_What is being asked:_
Only lines containing "JSON" belong in the answer, each copied from the entries below.

[Website and app data records]
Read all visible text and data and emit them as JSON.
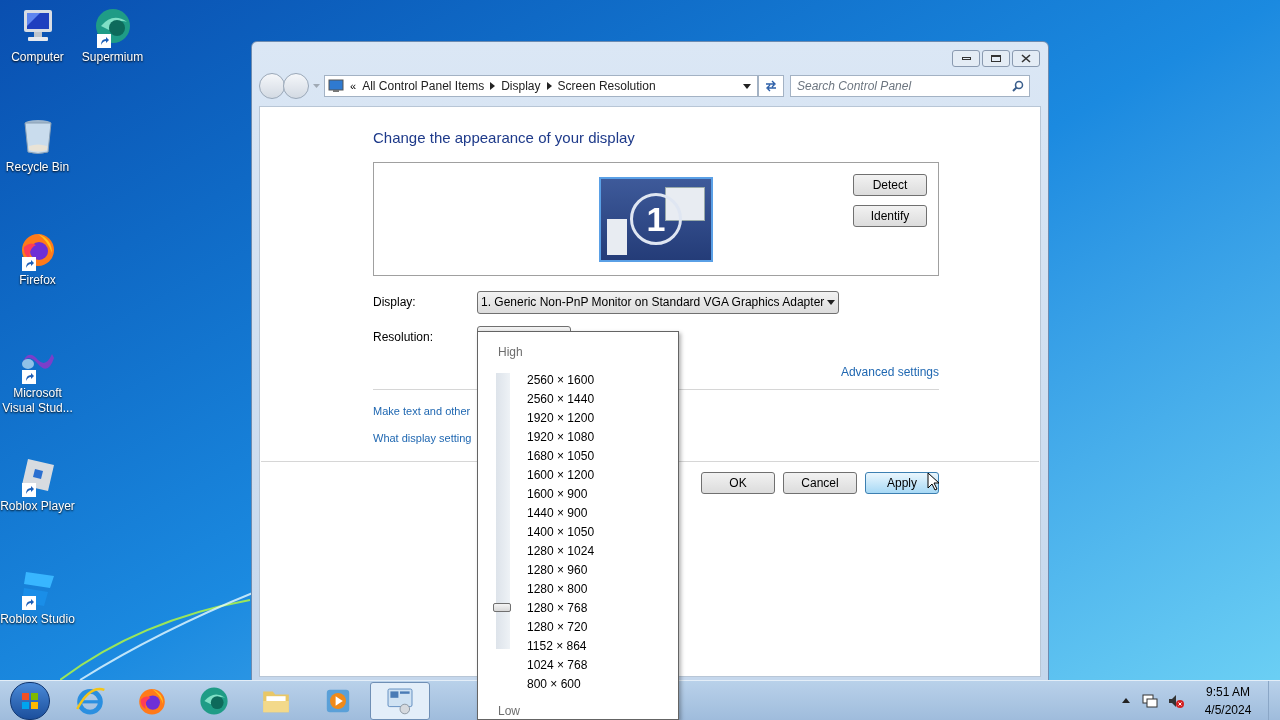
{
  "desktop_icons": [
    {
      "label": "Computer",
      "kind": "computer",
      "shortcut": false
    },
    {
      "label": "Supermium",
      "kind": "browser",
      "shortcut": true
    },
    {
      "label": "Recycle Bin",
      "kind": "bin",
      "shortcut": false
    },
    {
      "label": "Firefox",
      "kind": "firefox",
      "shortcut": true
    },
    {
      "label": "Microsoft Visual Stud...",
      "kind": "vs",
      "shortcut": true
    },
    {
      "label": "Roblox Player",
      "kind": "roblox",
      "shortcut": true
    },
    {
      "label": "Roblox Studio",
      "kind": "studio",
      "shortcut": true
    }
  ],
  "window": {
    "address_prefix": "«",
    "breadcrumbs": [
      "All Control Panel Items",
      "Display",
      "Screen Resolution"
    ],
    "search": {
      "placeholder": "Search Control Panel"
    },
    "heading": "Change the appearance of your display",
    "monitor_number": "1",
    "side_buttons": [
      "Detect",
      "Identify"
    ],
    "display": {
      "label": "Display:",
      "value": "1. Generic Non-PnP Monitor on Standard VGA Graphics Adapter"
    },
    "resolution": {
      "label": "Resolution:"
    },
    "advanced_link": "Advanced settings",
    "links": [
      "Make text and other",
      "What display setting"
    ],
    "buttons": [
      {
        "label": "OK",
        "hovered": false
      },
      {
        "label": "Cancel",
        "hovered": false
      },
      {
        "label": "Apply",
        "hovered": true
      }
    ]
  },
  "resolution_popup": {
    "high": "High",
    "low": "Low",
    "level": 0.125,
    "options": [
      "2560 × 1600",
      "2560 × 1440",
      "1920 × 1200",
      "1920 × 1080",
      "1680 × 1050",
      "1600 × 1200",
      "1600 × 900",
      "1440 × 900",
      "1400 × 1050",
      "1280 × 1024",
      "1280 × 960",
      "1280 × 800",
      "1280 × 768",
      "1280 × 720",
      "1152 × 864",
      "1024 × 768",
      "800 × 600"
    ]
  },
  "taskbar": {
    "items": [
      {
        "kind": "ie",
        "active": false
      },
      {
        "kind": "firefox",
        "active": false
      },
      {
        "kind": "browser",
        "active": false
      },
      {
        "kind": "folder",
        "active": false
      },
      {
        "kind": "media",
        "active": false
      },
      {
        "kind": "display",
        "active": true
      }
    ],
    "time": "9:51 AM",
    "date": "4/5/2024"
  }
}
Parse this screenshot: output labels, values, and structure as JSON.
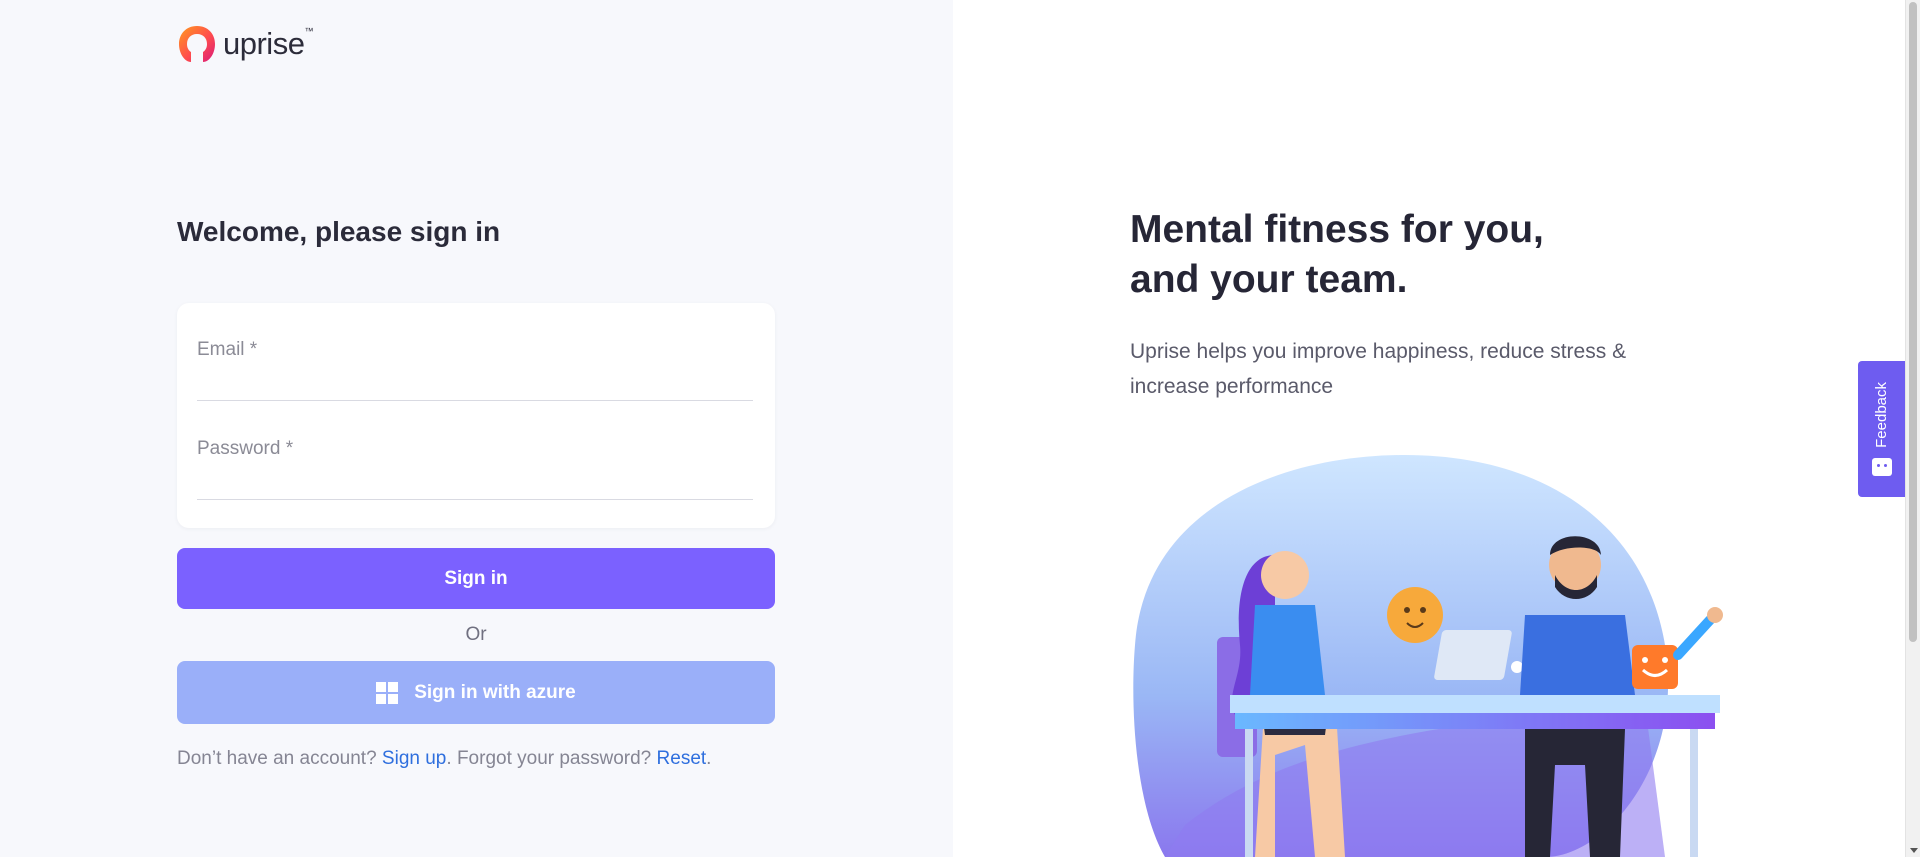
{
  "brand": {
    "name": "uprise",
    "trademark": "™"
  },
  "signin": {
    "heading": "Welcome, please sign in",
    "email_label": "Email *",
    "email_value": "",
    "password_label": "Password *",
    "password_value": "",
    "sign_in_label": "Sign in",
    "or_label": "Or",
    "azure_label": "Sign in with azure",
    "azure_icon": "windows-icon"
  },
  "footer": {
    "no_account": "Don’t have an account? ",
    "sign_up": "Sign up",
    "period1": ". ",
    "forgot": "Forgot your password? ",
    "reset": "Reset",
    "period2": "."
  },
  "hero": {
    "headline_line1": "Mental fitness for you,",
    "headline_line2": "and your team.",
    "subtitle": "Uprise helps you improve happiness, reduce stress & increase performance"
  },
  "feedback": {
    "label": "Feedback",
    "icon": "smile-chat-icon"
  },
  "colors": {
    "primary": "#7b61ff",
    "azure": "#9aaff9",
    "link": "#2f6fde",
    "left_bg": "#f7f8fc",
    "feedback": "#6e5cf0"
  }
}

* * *

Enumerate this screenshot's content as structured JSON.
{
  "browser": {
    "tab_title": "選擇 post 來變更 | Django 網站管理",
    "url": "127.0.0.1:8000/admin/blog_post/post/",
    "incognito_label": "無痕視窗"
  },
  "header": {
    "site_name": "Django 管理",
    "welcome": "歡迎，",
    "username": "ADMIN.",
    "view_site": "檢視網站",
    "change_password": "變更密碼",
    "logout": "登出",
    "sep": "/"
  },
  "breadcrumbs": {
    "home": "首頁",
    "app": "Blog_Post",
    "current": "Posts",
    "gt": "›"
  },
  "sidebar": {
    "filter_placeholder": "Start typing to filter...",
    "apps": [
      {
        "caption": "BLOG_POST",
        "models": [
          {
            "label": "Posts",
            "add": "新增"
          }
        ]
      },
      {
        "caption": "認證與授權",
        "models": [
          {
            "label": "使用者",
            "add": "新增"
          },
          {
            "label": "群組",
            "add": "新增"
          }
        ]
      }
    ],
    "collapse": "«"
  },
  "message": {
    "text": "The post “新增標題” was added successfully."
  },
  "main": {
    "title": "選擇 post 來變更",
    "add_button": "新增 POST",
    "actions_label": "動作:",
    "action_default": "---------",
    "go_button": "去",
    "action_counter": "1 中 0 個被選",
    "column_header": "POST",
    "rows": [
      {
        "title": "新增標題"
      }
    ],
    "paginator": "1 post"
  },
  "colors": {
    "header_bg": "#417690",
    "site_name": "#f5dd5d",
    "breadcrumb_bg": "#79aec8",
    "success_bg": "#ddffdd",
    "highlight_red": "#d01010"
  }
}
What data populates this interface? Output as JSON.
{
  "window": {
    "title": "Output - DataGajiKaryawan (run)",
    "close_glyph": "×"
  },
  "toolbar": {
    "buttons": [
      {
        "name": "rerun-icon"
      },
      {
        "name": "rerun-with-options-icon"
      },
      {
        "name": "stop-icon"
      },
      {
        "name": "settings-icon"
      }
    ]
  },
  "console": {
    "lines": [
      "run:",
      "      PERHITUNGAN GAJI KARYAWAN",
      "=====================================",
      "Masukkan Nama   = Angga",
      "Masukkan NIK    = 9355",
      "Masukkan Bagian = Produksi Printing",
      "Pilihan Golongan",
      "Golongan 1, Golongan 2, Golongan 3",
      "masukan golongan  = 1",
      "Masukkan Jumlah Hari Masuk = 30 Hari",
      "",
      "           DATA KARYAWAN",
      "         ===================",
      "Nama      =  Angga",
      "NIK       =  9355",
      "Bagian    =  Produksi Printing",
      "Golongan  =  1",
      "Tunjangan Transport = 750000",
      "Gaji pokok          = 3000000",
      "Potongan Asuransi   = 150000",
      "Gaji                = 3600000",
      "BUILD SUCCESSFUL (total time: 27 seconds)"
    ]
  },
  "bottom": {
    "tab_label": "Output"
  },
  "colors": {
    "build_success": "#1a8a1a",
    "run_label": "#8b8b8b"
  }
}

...

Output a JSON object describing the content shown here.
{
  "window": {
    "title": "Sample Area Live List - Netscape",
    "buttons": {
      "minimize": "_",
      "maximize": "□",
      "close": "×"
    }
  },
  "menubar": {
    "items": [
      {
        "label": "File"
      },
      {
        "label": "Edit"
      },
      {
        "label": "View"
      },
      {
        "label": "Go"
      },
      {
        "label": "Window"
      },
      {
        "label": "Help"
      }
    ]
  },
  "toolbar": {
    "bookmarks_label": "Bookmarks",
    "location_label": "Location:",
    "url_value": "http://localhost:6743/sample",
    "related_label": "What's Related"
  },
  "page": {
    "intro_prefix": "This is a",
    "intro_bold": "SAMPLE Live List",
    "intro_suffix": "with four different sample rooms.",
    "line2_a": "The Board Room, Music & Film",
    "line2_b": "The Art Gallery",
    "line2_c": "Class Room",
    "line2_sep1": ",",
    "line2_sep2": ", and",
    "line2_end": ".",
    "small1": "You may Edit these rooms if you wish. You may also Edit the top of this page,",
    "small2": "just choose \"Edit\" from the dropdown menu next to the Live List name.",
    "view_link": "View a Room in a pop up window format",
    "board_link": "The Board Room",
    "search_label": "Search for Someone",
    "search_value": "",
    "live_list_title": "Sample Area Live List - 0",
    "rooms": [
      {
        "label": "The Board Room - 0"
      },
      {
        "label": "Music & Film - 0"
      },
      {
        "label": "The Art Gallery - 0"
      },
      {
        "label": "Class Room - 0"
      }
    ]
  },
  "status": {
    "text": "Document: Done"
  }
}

_Result for this task:_
Read all visible text and data and emit them as JSON.
Parse this screenshot: output labels, values, and structure as JSON.
Enumerate this screenshot's content as structured JSON.
What data populates this interface? Output as JSON.
Output a JSON object describing the content shown here.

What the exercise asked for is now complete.